GIVEN DATA:
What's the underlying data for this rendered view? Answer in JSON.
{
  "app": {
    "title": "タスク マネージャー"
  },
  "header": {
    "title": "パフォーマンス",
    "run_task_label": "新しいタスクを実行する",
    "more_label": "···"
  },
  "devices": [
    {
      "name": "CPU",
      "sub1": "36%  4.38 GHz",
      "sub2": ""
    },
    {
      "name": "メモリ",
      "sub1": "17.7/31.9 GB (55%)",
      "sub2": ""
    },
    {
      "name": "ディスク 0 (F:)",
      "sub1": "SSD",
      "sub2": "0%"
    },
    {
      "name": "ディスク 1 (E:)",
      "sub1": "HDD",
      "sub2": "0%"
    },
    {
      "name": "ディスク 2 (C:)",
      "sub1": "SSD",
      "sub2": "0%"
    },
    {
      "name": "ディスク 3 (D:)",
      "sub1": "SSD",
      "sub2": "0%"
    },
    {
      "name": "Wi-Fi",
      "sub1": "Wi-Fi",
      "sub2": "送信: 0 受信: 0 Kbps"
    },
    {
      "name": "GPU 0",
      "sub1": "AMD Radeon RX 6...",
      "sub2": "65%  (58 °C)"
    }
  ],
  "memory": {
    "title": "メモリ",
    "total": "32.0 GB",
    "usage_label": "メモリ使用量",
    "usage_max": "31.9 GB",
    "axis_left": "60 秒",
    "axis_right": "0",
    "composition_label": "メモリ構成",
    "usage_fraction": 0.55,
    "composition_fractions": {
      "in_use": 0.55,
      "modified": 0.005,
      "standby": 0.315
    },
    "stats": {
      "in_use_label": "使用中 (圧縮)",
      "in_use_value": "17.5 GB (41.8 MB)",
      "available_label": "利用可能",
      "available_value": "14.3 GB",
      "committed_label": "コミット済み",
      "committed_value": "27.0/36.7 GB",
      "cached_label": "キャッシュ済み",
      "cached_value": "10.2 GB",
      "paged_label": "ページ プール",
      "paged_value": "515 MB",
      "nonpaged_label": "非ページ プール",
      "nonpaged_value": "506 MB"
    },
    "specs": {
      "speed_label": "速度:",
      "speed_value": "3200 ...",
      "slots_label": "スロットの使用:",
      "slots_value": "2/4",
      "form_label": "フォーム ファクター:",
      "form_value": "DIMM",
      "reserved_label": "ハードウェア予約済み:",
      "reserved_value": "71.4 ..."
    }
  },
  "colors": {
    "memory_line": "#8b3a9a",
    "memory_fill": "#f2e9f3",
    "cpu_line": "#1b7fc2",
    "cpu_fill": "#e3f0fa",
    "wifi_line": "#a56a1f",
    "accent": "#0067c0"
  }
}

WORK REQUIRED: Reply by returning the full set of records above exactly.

OUTPUT OF THE EXERCISE:
What's the underlying data for this rendered view? Answer in JSON.
{
  "app": {
    "title": "タスク マネージャー"
  },
  "header": {
    "title": "パフォーマンス",
    "run_task_label": "新しいタスクを実行する",
    "more_label": "···"
  },
  "devices": [
    {
      "name": "CPU",
      "sub1": "36%  4.38 GHz",
      "sub2": ""
    },
    {
      "name": "メモリ",
      "sub1": "17.7/31.9 GB (55%)",
      "sub2": ""
    },
    {
      "name": "ディスク 0 (F:)",
      "sub1": "SSD",
      "sub2": "0%"
    },
    {
      "name": "ディスク 1 (E:)",
      "sub1": "HDD",
      "sub2": "0%"
    },
    {
      "name": "ディスク 2 (C:)",
      "sub1": "SSD",
      "sub2": "0%"
    },
    {
      "name": "ディスク 3 (D:)",
      "sub1": "SSD",
      "sub2": "0%"
    },
    {
      "name": "Wi-Fi",
      "sub1": "Wi-Fi",
      "sub2": "送信: 0 受信: 0 Kbps"
    },
    {
      "name": "GPU 0",
      "sub1": "AMD Radeon RX 6...",
      "sub2": "65%  (58 °C)"
    }
  ],
  "memory": {
    "title": "メモリ",
    "total": "32.0 GB",
    "usage_label": "メモリ使用量",
    "usage_max": "31.9 GB",
    "axis_left": "60 秒",
    "axis_right": "0",
    "composition_label": "メモリ構成",
    "usage_fraction": 0.55,
    "composition_fractions": {
      "in_use": 0.55,
      "modified": 0.005,
      "standby": 0.315
    },
    "stats": {
      "in_use_label": "使用中 (圧縮)",
      "in_use_value": "17.5 GB (41.8 MB)",
      "available_label": "利用可能",
      "available_value": "14.3 GB",
      "committed_label": "コミット済み",
      "committed_value": "27.0/36.7 GB",
      "cached_label": "キャッシュ済み",
      "cached_value": "10.2 GB",
      "paged_label": "ページ プール",
      "paged_value": "515 MB",
      "nonpaged_label": "非ページ プール",
      "nonpaged_value": "506 MB"
    },
    "specs": {
      "speed_label": "速度:",
      "speed_value": "3200 ...",
      "slots_label": "スロットの使用:",
      "slots_value": "2/4",
      "form_label": "フォーム ファクター:",
      "form_value": "DIMM",
      "reserved_label": "ハードウェア予約済み:",
      "reserved_value": "71.4 ..."
    }
  },
  "colors": {
    "memory_line": "#8b3a9a",
    "memory_fill": "#f2e9f3",
    "cpu_line": "#1b7fc2",
    "cpu_fill": "#e3f0fa",
    "wifi_line": "#a56a1f",
    "accent": "#0067c0"
  }
}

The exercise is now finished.